BEGIN STUDY MATERIAL
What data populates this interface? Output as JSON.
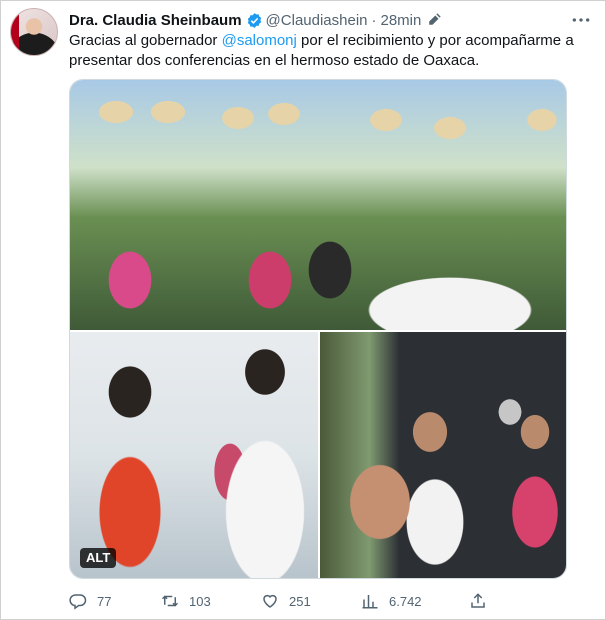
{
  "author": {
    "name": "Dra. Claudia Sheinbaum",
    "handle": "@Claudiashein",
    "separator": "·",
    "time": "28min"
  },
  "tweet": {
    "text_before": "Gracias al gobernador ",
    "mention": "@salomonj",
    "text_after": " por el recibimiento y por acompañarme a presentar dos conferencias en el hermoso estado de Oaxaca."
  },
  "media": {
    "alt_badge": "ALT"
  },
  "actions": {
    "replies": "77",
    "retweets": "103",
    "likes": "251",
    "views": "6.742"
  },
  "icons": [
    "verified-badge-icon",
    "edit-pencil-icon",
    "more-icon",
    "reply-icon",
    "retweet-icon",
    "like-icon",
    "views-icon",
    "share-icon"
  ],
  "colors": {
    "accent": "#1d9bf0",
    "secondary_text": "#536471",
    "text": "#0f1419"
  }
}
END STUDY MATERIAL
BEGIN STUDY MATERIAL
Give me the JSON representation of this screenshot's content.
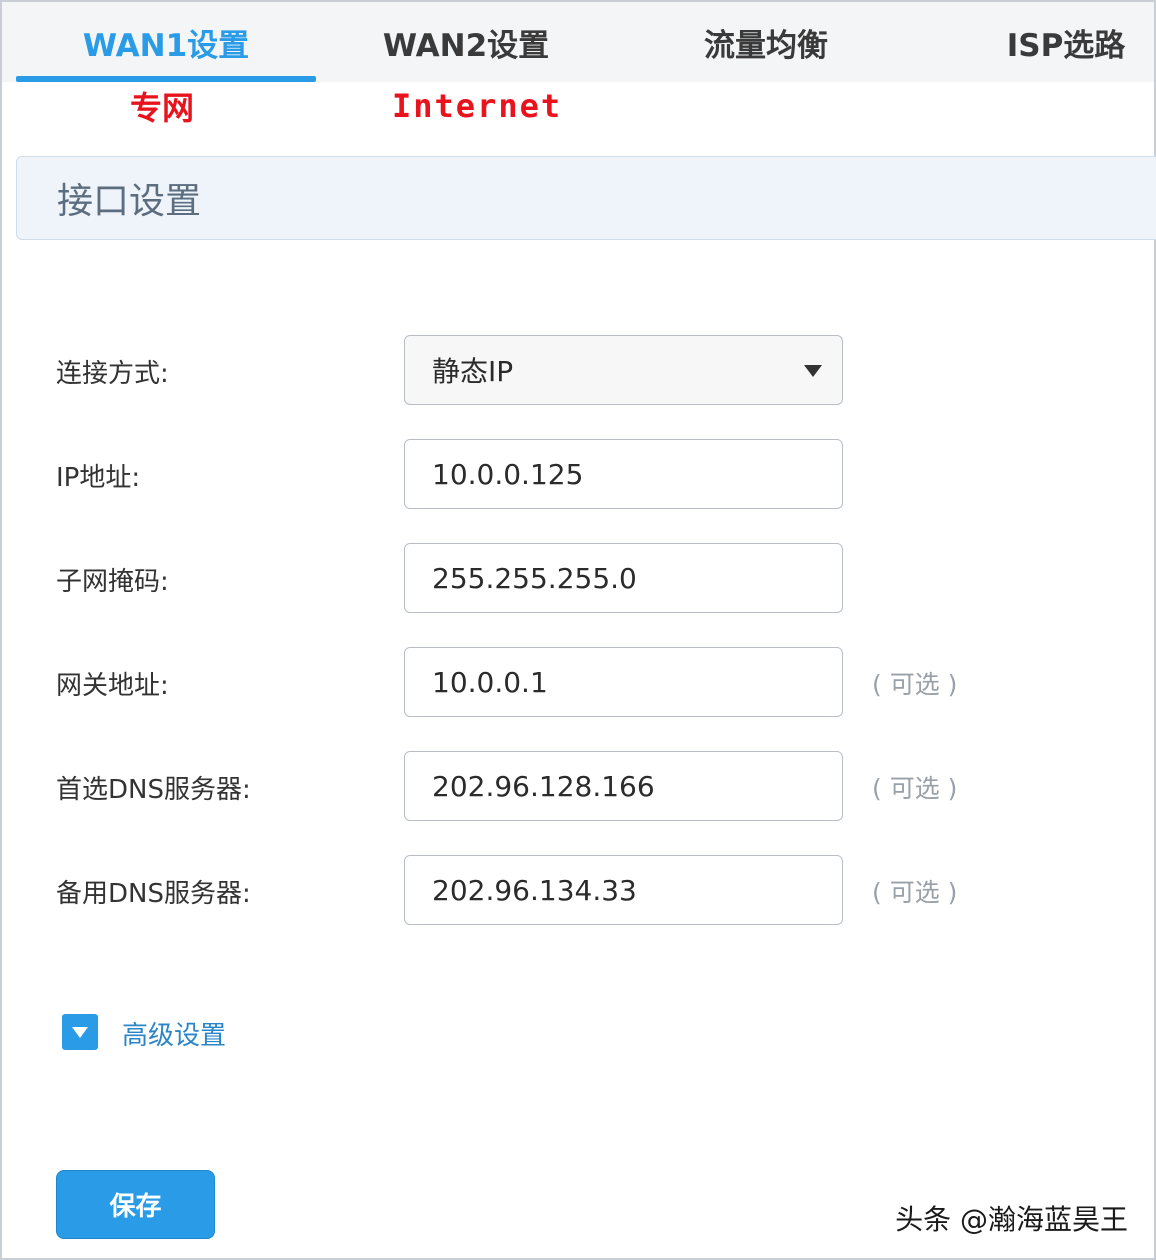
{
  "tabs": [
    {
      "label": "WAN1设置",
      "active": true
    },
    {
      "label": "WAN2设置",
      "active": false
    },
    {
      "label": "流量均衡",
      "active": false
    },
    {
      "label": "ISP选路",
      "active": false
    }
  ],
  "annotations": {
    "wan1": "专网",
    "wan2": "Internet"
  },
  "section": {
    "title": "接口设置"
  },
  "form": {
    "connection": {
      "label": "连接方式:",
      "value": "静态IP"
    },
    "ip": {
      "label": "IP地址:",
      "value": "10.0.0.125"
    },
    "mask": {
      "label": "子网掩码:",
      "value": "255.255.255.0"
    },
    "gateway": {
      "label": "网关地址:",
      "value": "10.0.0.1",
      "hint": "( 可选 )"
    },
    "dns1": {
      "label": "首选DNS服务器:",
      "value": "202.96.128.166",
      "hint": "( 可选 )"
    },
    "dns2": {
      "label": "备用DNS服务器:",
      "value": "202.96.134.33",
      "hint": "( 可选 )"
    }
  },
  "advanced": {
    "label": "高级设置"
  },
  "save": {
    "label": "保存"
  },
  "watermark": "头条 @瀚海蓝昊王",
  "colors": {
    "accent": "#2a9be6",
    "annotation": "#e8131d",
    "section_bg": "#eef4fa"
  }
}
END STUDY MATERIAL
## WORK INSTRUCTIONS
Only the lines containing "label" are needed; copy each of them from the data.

## RESPONSE BOX
      "label": "WAN1设置",
      "label": "WAN2设置",
      "label": "流量均衡",
      "label": "ISP选路",
      "label": "连接方式:",
      "label": "IP地址:",
      "label": "子网掩码:",
      "label": "网关地址:",
      "label": "首选DNS服务器:",
      "label": "备用DNS服务器:",
    "label": "高级设置"
    "label": "保存"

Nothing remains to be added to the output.